• **Records for the task**:
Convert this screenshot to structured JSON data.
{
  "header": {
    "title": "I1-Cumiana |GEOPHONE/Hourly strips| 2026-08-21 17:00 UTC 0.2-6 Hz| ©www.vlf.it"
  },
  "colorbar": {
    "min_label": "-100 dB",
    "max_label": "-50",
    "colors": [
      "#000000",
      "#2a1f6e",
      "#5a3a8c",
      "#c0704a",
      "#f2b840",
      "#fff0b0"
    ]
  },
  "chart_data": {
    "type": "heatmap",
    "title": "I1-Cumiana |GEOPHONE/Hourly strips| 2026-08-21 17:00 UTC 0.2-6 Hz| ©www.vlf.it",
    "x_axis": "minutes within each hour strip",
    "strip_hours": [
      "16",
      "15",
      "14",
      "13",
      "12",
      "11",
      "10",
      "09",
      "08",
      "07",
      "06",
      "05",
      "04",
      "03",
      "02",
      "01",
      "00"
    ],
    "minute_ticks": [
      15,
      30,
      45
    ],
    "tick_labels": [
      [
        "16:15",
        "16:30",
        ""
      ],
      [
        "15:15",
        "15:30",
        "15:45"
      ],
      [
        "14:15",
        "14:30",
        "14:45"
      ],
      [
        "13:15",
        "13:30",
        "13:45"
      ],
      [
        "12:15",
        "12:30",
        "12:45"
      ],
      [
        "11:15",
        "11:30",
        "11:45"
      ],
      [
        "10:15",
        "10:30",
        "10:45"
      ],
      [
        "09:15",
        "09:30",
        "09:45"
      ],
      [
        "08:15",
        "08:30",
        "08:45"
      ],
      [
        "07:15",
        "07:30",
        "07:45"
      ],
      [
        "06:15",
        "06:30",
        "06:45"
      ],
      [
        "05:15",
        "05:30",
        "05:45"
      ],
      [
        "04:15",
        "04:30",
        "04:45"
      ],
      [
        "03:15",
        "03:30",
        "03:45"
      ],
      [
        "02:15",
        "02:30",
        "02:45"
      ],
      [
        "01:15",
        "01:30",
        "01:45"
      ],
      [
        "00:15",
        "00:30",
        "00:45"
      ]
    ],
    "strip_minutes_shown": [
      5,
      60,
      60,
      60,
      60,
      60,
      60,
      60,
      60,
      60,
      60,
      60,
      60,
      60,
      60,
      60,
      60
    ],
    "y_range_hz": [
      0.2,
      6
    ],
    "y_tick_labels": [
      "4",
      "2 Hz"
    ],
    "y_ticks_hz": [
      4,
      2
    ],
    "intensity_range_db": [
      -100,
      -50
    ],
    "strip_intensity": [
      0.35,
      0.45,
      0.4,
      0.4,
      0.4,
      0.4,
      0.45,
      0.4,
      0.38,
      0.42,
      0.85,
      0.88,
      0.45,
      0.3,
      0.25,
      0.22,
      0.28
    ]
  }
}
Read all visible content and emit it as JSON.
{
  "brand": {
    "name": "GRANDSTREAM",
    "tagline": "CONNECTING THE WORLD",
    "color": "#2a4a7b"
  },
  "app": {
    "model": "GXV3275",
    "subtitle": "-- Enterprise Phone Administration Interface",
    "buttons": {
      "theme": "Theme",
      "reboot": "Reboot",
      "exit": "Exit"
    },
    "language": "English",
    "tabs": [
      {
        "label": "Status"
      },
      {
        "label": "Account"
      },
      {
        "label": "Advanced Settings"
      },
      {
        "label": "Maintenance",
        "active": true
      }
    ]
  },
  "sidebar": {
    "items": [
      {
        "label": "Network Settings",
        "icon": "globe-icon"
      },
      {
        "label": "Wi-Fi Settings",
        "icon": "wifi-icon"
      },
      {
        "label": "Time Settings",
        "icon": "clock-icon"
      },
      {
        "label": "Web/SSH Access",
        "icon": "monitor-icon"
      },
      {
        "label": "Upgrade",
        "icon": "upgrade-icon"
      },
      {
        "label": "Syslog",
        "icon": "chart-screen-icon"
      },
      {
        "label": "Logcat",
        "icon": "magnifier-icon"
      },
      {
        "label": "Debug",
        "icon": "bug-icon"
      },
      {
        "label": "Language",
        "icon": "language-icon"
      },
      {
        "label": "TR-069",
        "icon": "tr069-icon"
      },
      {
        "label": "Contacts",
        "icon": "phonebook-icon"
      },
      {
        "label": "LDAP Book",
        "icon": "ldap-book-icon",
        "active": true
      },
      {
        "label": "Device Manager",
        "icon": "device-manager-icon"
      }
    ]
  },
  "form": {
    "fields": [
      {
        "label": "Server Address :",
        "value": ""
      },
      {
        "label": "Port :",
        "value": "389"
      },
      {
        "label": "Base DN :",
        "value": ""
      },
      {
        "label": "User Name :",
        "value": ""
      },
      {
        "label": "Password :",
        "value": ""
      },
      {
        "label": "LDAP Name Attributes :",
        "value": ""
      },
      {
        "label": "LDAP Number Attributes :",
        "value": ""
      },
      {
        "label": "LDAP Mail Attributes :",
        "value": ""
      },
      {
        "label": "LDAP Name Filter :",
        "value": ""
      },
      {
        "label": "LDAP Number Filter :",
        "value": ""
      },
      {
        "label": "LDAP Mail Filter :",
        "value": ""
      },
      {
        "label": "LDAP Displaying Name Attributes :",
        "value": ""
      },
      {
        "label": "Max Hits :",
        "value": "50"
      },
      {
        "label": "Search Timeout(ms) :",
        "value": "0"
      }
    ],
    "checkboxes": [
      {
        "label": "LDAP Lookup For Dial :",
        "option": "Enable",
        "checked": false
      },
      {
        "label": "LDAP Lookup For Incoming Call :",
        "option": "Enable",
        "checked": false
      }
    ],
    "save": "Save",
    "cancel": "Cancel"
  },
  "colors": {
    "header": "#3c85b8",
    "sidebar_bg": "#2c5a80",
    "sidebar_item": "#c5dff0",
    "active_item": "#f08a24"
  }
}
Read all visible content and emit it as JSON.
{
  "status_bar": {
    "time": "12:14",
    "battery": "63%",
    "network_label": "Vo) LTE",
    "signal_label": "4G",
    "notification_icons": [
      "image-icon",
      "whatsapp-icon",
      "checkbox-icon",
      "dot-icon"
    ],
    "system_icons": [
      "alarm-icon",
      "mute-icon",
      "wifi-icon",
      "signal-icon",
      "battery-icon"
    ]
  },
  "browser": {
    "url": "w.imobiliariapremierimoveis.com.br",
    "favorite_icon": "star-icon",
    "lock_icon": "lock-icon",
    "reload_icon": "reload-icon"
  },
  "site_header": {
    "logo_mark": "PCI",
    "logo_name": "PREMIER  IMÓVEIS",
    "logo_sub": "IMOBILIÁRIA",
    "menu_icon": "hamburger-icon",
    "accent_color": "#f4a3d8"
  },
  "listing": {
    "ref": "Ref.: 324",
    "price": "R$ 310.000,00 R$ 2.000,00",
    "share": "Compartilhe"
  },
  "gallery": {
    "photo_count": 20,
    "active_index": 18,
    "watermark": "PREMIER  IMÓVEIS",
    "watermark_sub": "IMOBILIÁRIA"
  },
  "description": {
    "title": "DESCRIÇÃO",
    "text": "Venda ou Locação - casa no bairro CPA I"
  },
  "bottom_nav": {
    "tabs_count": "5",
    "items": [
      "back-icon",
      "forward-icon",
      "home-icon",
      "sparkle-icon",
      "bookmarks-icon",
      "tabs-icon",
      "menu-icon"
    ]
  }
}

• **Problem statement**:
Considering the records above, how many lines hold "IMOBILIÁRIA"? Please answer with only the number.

• **Exercise response**:
2